Kenji Miyazawa’s Night on the Galactic Railroad is the one Japanese children’s book non-Japanese speakers might know and even own. It has been adapted as anime features and inspired films like Giovanni’s Island. Miyazawa’s story “Kaze no Matasaburo” might not be as familiar to English audiences, but it was also the subject of several feature treatments. The characters of Miyazawa’s classic tale have been reconceived as anthropomorphic animals (as was often the case with Railroad) and the narrative is simplified, but the purity of spirit remains in Hiroki Yamada’s animated short Matasaburo of the Wind (trailer here), which screens during the 2017 Fantasia International Film Festival.
Even though summer is fast approaching, Saburo Takada has transferred to a remote provincial school. In this case, the city native is rather stunned to find herself sharing a classroom with a bear, a tortoise, a rabbit, a frog, and an earthworm—as fellow students. There is also a human boy who rather fancies her. Much to his annoyance, some of friends get it into their heads she is Matasaburo, the son of the wind god, because she arrived in such gusty weather. Its rubbish of course (starting with her being a girl), but she will have a fateful encounter with the real Matasaburo.
Yamada’s deceptively simple animation is packed with warmth and nostalgic goodness. The streamlining of the story boils it down to its essence, but the twentysome-minute running time is still long enough to feel substantial. The supportive but unobtrusive score further heightens vibe of summer rain and cicadas chirping. This really is bitter-sweetness at its sweetest.

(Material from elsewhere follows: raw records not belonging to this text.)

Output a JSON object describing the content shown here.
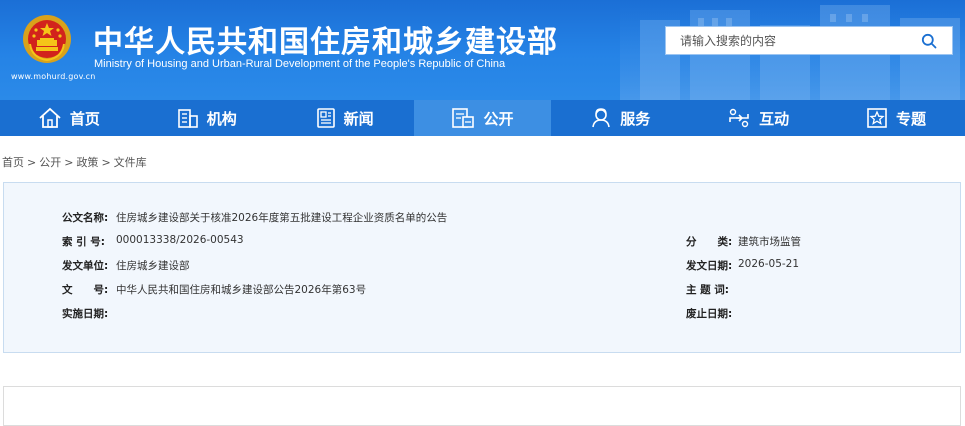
{
  "header": {
    "site_url": "www.mohurd.gov.cn",
    "title_cn": "中华人民共和国住房和城乡建设部",
    "title_en": "Ministry of Housing and Urban-Rural Development of the People's Republic of China",
    "search_placeholder": "请输入搜索的内容"
  },
  "nav": [
    {
      "label": "首页",
      "icon": "home-icon"
    },
    {
      "label": "机构",
      "icon": "building-icon"
    },
    {
      "label": "新闻",
      "icon": "news-icon"
    },
    {
      "label": "公开",
      "icon": "document-icon",
      "active": true
    },
    {
      "label": "服务",
      "icon": "person-service-icon"
    },
    {
      "label": "互动",
      "icon": "interaction-icon"
    },
    {
      "label": "专题",
      "icon": "star-topic-icon"
    }
  ],
  "breadcrumb": [
    "首页",
    "公开",
    "政策",
    "文件库"
  ],
  "doc": {
    "name_label": "公文名称:",
    "name_value": "住房城乡建设部关于核准2026年度第五批建设工程企业资质名单的公告",
    "index_label": "索 引 号:",
    "index_value": "000013338/2026-00543",
    "category_label": "分　　类:",
    "category_value": "建筑市场监管",
    "issuer_label": "发文单位:",
    "issuer_value": "住房城乡建设部",
    "date_label": "发文日期:",
    "date_value": "2026-05-21",
    "docno_label": "文　　号:",
    "docno_value": "中华人民共和国住房和城乡建设部公告2026年第63号",
    "subject_label": "主 题 词:",
    "subject_value": "",
    "effective_label": "实施日期:",
    "effective_value": "",
    "repeal_label": "废止日期:",
    "repeal_value": ""
  },
  "colors": {
    "header_blue": "#2583e6",
    "nav_blue": "#1a6fd1",
    "nav_active": "#3d8fe3",
    "info_bg": "#f2f7fd"
  }
}
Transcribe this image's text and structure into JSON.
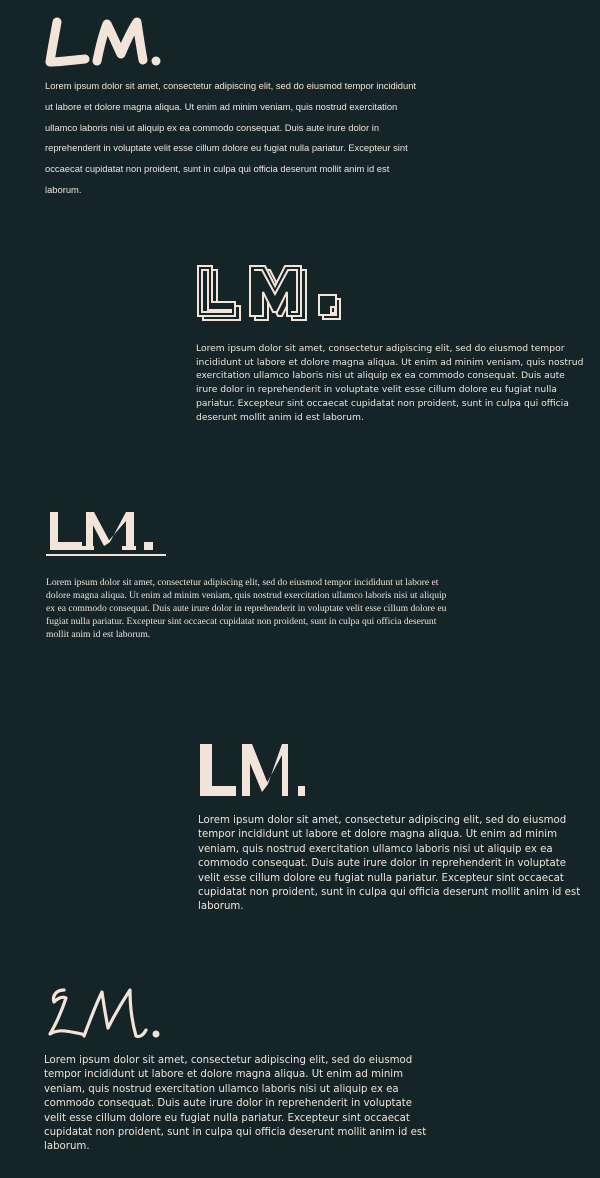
{
  "colors": {
    "background": "#152427",
    "logo": "#f3e4da",
    "text": "#eee3da"
  },
  "lorem": "Lorem ipsum dolor sit amet, consectetur adipiscing elit, sed do eiusmod tempor incididunt ut labore et dolore magna aliqua. Ut enim ad minim veniam, quis nostrud exercitation ullamco laboris nisi ut aliquip ex ea commodo consequat. Duis aute irure dolor in reprehenderit in voluptate velit esse cillum dolore eu fugiat nulla pariatur. Excepteur sint occaecat cupidatat non proident, sunt in culpa qui officia deserunt mollit anim id est laborum.",
  "logos": [
    {
      "text": "LM.",
      "style": "brush"
    },
    {
      "text": "LM.",
      "style": "outlined-3d"
    },
    {
      "text": "LM.",
      "style": "serif-underline"
    },
    {
      "text": "LM.",
      "style": "geometric"
    },
    {
      "text": "LM.",
      "style": "script"
    }
  ]
}
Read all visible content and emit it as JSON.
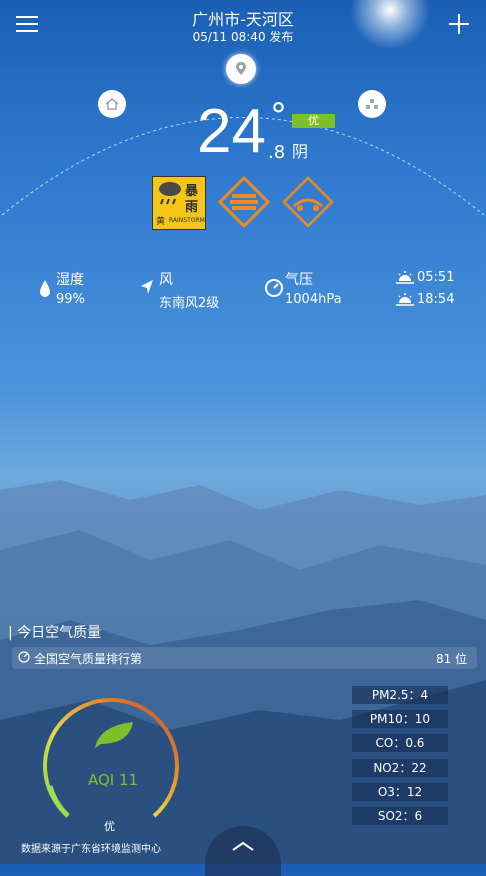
{
  "header": {
    "city": "广州市-天河区",
    "publish_time": "05/11  08:40 发布",
    "menu_icon": "menu-icon",
    "add_icon": "plus-icon"
  },
  "current": {
    "temp": "24",
    "degree": "°",
    "decimal": ".8",
    "condition": "阴",
    "aqi_label": "优"
  },
  "warnings": [
    {
      "name": "rainstorm-warning-icon",
      "text_1": "暴",
      "text_2": "雨",
      "text_3": "黄",
      "text_4": "RAINSTORM"
    },
    {
      "name": "thunder-warning-icon"
    },
    {
      "name": "traffic-warning-icon"
    }
  ],
  "stats": {
    "humidity_label": "湿度",
    "humidity_value": "99%",
    "wind_label": "风",
    "wind_value": "东南风2级",
    "pressure_label": "气压",
    "pressure_value": "1004hPa",
    "sunrise": "05:51",
    "sunset": "18:54"
  },
  "air": {
    "section_title": "| 今日空气质量",
    "rank_label": "全国空气质量排行第",
    "rank_value": "81 位",
    "aqi_text": "AQI 11",
    "aqi_level": "优",
    "aqi_fraction": 0.05,
    "pollutants": [
      {
        "text": "PM2.5：4"
      },
      {
        "text": "PM10：10"
      },
      {
        "text": "CO：0.6"
      },
      {
        "text": "NO2：22"
      },
      {
        "text": "O3：12"
      },
      {
        "text": "SO2：6"
      }
    ],
    "source": "数据来源于广东省环境监测中心"
  },
  "colors": {
    "aqi_good": "#7cc12c",
    "warning_yellow": "#f5c518",
    "warning_orange": "#f08a1c"
  }
}
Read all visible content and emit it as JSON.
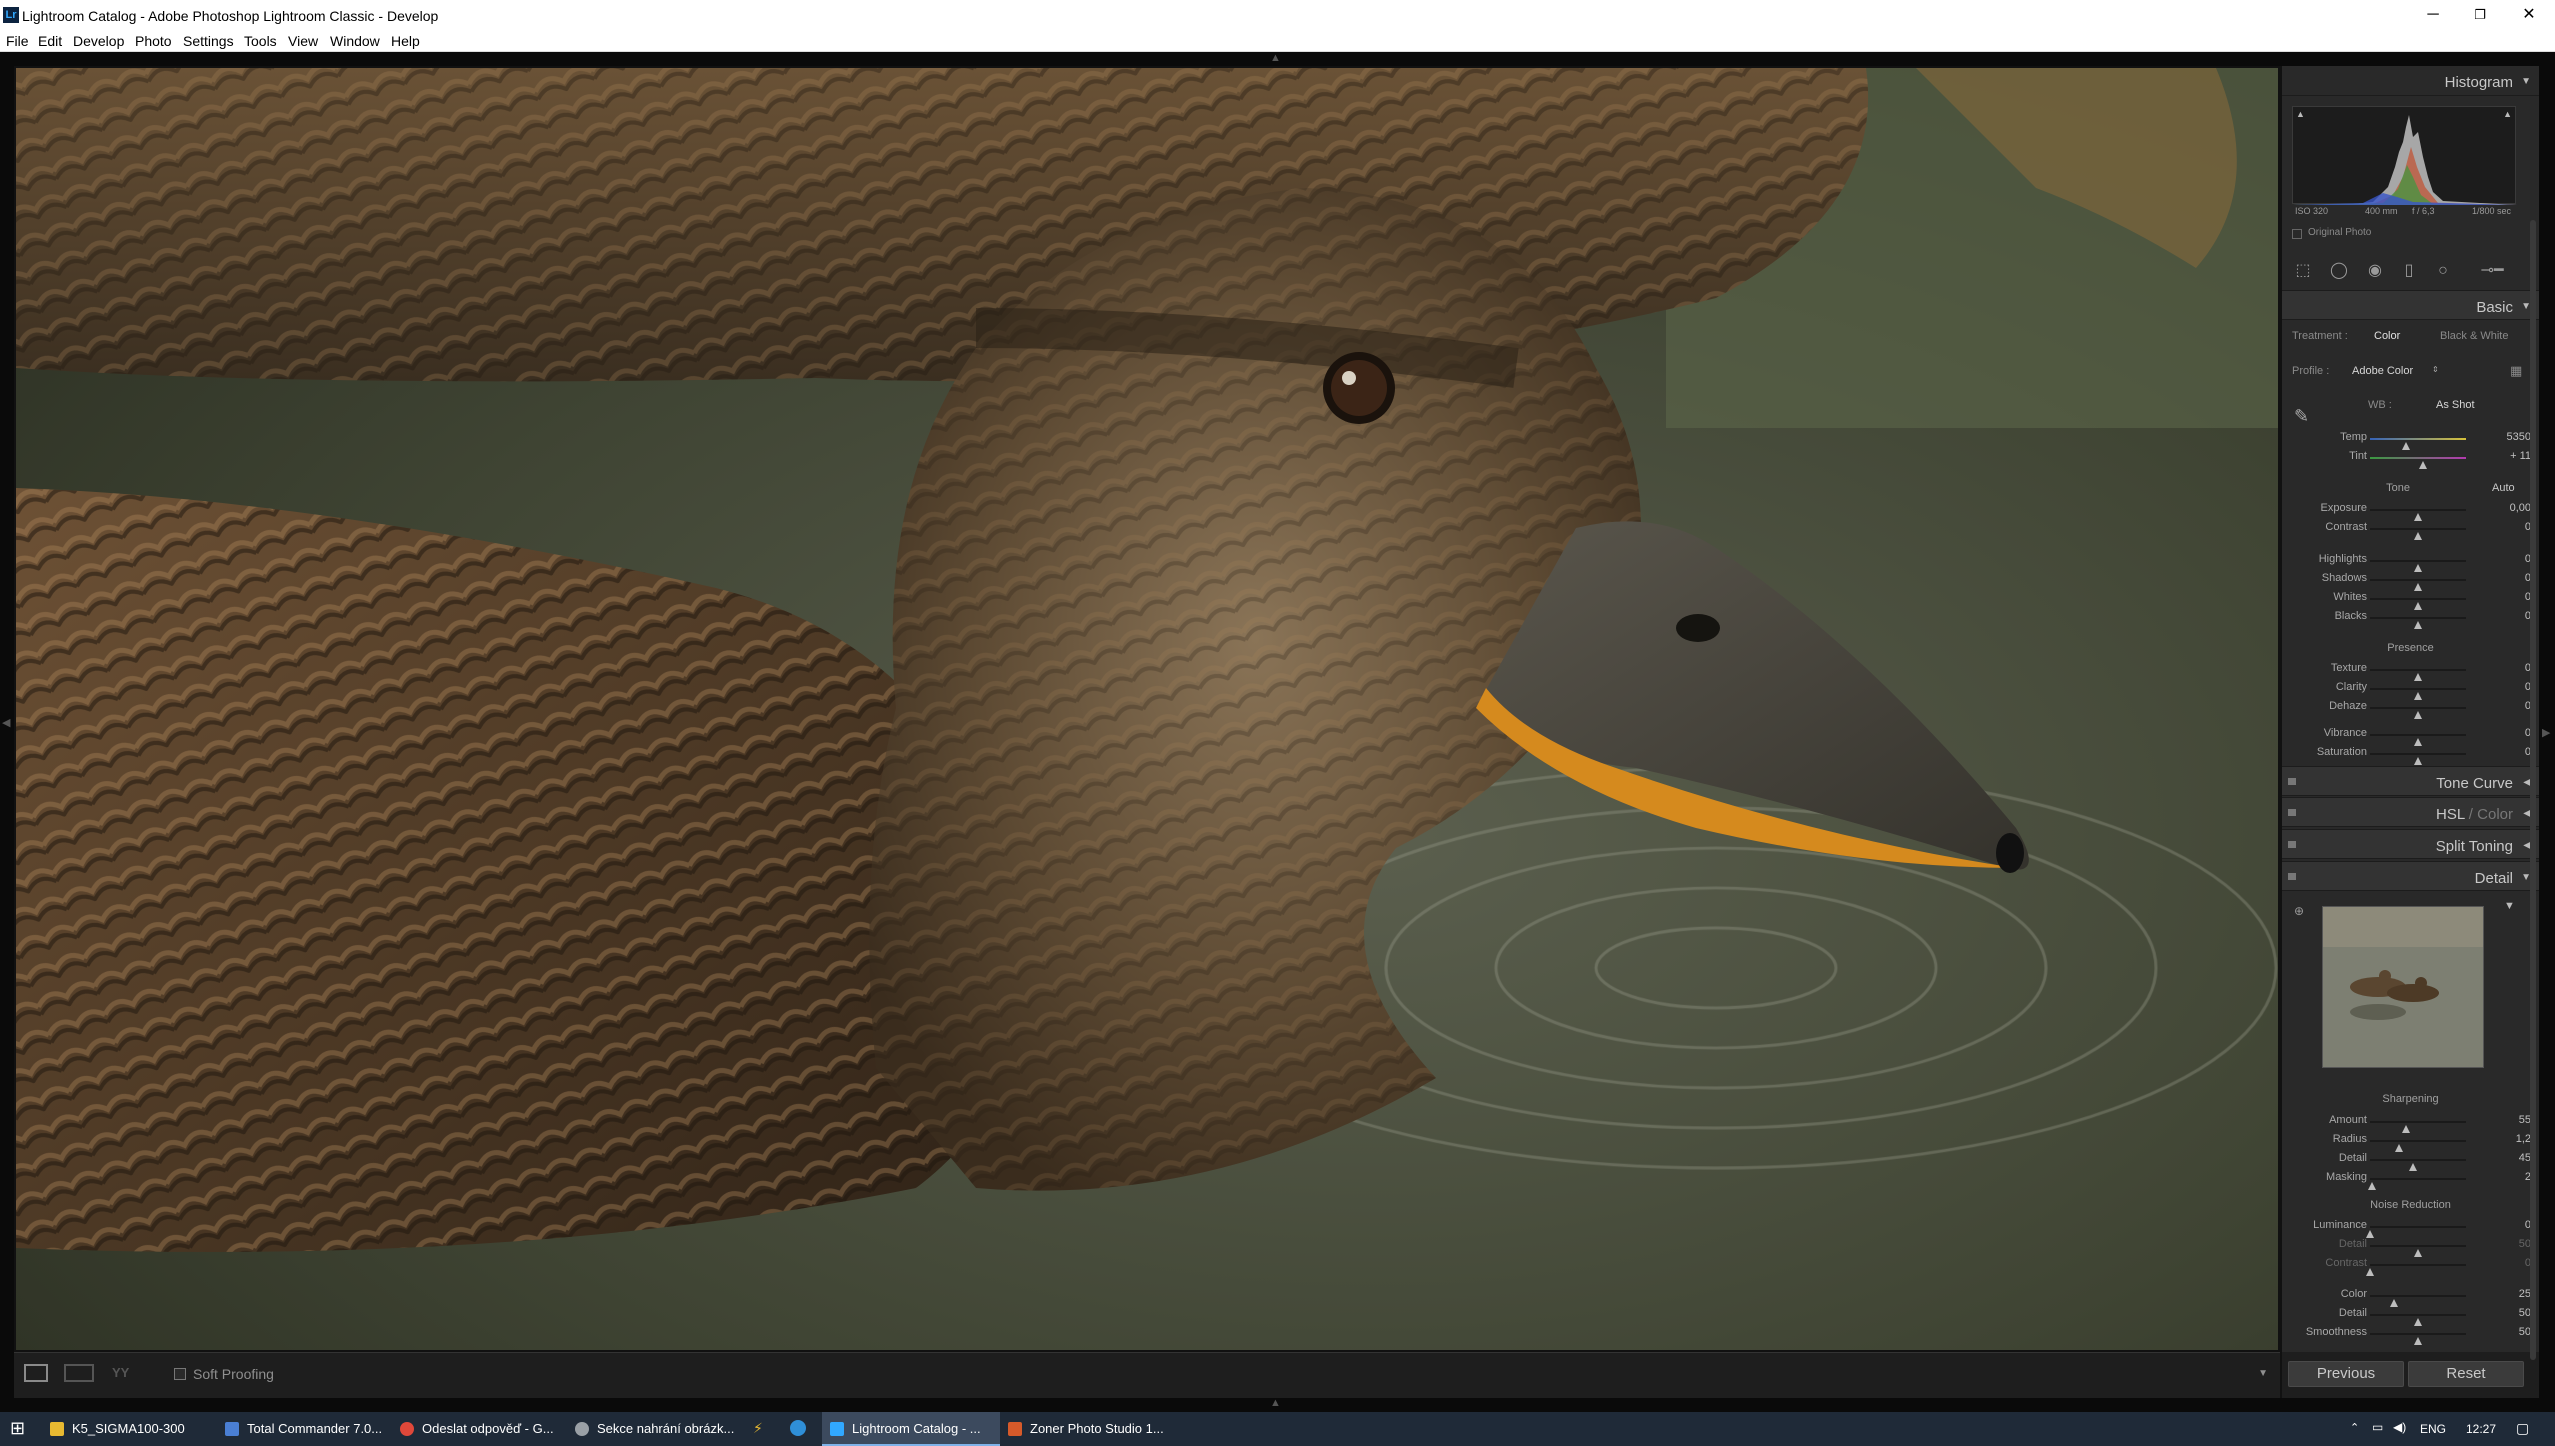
{
  "window": {
    "title": "Lightroom Catalog - Adobe Photoshop Lightroom Classic - Develop",
    "app_icon": "Lr"
  },
  "window_controls": {
    "minimize": "─",
    "maximize": "❐",
    "close": "✕"
  },
  "menu": [
    "File",
    "Edit",
    "Develop",
    "Photo",
    "Settings",
    "Tools",
    "View",
    "Window",
    "Help"
  ],
  "histogram": {
    "title": "Histogram",
    "iso": "ISO 320",
    "focal": "400 mm",
    "aperture": "f / 6,3",
    "shutter": "1/800 sec",
    "original_photo": "Original Photo"
  },
  "basic": {
    "title": "Basic",
    "treatment_label": "Treatment :",
    "treatment_color": "Color",
    "treatment_bw": "Black & White",
    "profile_label": "Profile :",
    "profile_value": "Adobe Color",
    "wb_label": "WB :",
    "wb_value": "As Shot",
    "temp": {
      "label": "Temp",
      "value": "5350",
      "pos": 0.37
    },
    "tint": {
      "label": "Tint",
      "value": "+ 11",
      "pos": 0.55
    },
    "tone_label": "Tone",
    "auto_label": "Auto",
    "tone_sliders": [
      {
        "label": "Exposure",
        "value": "0,00",
        "pos": 0.5
      },
      {
        "label": "Contrast",
        "value": "0",
        "pos": 0.5
      },
      {
        "label": "Highlights",
        "value": "0",
        "pos": 0.5
      },
      {
        "label": "Shadows",
        "value": "0",
        "pos": 0.5
      },
      {
        "label": "Whites",
        "value": "0",
        "pos": 0.5
      },
      {
        "label": "Blacks",
        "value": "0",
        "pos": 0.5
      }
    ],
    "presence_label": "Presence",
    "presence_sliders": [
      {
        "label": "Texture",
        "value": "0",
        "pos": 0.5
      },
      {
        "label": "Clarity",
        "value": "0",
        "pos": 0.5
      },
      {
        "label": "Dehaze",
        "value": "0",
        "pos": 0.5
      },
      {
        "label": "Vibrance",
        "value": "0",
        "pos": 0.5
      },
      {
        "label": "Saturation",
        "value": "0",
        "pos": 0.5
      }
    ]
  },
  "panels": {
    "tone_curve": "Tone Curve",
    "hsl": "HSL",
    "hsl_sep": "/",
    "color": "Color",
    "split_toning": "Split Toning",
    "detail": "Detail"
  },
  "detail": {
    "sharpening_label": "Sharpening",
    "sharpening": [
      {
        "label": "Amount",
        "value": "55",
        "pos": 0.37
      },
      {
        "label": "Radius",
        "value": "1,2",
        "pos": 0.3
      },
      {
        "label": "Detail",
        "value": "45",
        "pos": 0.45
      },
      {
        "label": "Masking",
        "value": "2",
        "pos": 0.02
      }
    ],
    "noise_label": "Noise Reduction",
    "noise": [
      {
        "label": "Luminance",
        "value": "0",
        "pos": 0.0
      },
      {
        "label": "Detail",
        "value": "50",
        "pos": 0.5
      },
      {
        "label": "Contrast",
        "value": "0",
        "pos": 0.0
      },
      {
        "label": "Color",
        "value": "25",
        "pos": 0.25
      },
      {
        "label": "Detail",
        "value": "50",
        "pos": 0.5
      },
      {
        "label": "Smoothness",
        "value": "50",
        "pos": 0.5
      }
    ]
  },
  "buttons": {
    "previous": "Previous",
    "reset": "Reset"
  },
  "toolbar": {
    "soft_proofing": "Soft Proofing",
    "before_after": "YY"
  },
  "taskbar": {
    "items": [
      {
        "label": "K5_SIGMA100-300",
        "color": "#e8b931"
      },
      {
        "label": "Total Commander 7.0...",
        "color": "#4a7fd4"
      },
      {
        "label": "Odeslat odpověď - G...",
        "color": "#e0483a"
      },
      {
        "label": "Sekce nahrání obrázk...",
        "color": "#9aa0a6"
      },
      {
        "label": "Lightroom Catalog - ...",
        "color": "#31a8ff"
      },
      {
        "label": "Zoner Photo Studio 1...",
        "color": "#d65a2a"
      }
    ],
    "lang": "ENG",
    "time": "12:27"
  }
}
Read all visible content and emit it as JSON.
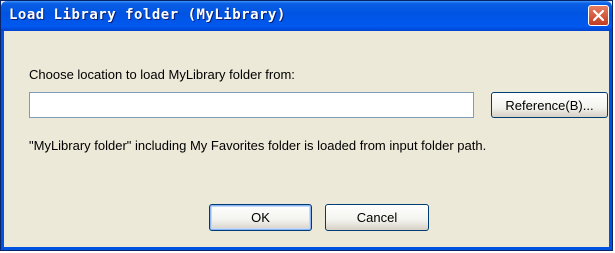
{
  "window": {
    "title": "Load Library folder (MyLibrary)",
    "close_icon": "close-icon"
  },
  "dialog": {
    "location_label": "Choose location to load MyLibrary folder from:",
    "path_value": "",
    "reference_button": "Reference(B)...",
    "info_text": "\"MyLibrary folder\" including My Favorites folder is loaded from input folder path.",
    "ok_button": "OK",
    "cancel_button": "Cancel"
  },
  "colors": {
    "titlebar": "#0054e3",
    "dialog_bg": "#ece9d8",
    "close_button": "#c13b20"
  }
}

After watching Wind, a complete retrospective of films based on or inspired by Miyazawa’s work suddenly sounds like a heck of a nifty idea. Yamada’s adaptation is just good for what ails you. Very highly recommended, Matasaburo of the Wind screens this afternoon (7/30), as part of the Fragments of Asia shorts block at this year’s Fantasia. Kang Heekyung’s superhero romance Rainbow also screens as part of the block. It is also sweet and well-meaning, but it cannot match the charm and depth of Matasaburo.